# Records shown
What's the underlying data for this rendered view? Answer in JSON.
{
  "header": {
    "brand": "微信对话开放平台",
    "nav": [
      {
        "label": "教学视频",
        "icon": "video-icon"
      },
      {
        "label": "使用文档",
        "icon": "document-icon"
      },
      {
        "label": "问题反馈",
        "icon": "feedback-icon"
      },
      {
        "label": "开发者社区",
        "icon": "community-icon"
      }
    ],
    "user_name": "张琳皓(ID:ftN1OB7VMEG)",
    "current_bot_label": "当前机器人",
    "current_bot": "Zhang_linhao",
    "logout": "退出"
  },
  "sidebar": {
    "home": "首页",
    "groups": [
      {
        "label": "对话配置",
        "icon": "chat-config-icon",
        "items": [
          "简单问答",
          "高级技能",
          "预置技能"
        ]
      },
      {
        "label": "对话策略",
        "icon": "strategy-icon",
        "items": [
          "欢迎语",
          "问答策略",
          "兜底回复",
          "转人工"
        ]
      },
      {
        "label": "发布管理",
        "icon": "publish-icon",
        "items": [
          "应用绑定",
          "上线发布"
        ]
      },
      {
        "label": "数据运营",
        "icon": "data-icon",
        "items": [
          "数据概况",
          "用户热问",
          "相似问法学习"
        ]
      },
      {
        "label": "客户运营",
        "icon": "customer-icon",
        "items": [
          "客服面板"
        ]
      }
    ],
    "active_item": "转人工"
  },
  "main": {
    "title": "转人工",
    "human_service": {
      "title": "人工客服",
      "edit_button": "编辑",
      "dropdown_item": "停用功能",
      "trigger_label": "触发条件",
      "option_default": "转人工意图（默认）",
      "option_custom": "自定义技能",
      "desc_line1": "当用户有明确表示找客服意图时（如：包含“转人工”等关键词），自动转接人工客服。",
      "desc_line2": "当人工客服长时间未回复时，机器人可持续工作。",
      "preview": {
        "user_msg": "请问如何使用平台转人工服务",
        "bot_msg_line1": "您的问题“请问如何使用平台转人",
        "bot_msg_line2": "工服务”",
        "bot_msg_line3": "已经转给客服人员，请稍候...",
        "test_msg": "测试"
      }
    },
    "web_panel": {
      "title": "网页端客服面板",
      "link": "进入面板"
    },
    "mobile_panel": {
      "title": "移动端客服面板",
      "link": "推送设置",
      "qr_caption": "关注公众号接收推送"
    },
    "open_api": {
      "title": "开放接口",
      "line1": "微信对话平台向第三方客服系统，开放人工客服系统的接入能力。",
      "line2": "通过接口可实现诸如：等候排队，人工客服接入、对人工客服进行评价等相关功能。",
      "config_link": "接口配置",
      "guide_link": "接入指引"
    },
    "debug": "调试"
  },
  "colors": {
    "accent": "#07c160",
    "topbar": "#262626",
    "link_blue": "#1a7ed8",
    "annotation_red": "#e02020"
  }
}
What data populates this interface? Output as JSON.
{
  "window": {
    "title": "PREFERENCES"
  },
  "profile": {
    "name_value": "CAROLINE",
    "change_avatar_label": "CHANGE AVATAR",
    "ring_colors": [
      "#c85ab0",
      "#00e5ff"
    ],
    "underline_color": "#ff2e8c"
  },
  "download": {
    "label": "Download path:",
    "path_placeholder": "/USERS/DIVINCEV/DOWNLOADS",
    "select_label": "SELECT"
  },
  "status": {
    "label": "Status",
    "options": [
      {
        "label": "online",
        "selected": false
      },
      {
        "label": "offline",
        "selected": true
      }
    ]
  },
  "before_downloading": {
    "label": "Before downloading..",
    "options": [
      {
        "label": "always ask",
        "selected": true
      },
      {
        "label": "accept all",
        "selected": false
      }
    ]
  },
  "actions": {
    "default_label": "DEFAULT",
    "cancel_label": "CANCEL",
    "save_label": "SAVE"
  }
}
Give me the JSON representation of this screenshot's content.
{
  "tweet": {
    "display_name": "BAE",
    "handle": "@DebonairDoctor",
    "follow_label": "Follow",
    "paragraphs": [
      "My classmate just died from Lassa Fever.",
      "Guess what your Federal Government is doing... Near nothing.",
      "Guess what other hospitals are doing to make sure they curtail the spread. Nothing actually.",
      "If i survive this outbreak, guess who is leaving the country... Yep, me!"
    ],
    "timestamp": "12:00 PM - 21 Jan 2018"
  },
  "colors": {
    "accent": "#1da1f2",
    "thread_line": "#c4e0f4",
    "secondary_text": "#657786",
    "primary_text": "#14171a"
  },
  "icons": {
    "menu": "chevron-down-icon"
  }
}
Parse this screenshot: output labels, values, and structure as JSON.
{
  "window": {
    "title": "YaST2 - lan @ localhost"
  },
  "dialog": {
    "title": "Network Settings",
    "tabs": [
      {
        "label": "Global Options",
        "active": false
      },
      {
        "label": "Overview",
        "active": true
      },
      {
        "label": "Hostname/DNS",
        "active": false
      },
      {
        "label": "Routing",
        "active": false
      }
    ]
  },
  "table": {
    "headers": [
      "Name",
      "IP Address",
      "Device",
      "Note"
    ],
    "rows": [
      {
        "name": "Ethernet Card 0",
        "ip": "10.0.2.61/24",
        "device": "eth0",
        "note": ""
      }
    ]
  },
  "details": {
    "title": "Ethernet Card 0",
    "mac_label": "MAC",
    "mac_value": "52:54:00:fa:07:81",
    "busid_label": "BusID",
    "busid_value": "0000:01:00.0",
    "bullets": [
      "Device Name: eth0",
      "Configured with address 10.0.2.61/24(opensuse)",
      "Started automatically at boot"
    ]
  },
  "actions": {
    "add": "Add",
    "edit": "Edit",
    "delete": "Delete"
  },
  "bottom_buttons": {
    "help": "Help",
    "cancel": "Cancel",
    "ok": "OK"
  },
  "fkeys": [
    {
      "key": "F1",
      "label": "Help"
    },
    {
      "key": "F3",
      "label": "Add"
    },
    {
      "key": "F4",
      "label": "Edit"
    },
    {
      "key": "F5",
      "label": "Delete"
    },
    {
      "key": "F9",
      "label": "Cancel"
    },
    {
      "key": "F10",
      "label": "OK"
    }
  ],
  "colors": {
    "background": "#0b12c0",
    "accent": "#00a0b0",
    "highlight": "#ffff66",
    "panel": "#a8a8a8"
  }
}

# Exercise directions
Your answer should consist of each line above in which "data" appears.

# Written solution
What's the underlying data for this rendered view? Answer in JSON.
        "icon": "data-icon",
What data populates this interface? Output as JSON.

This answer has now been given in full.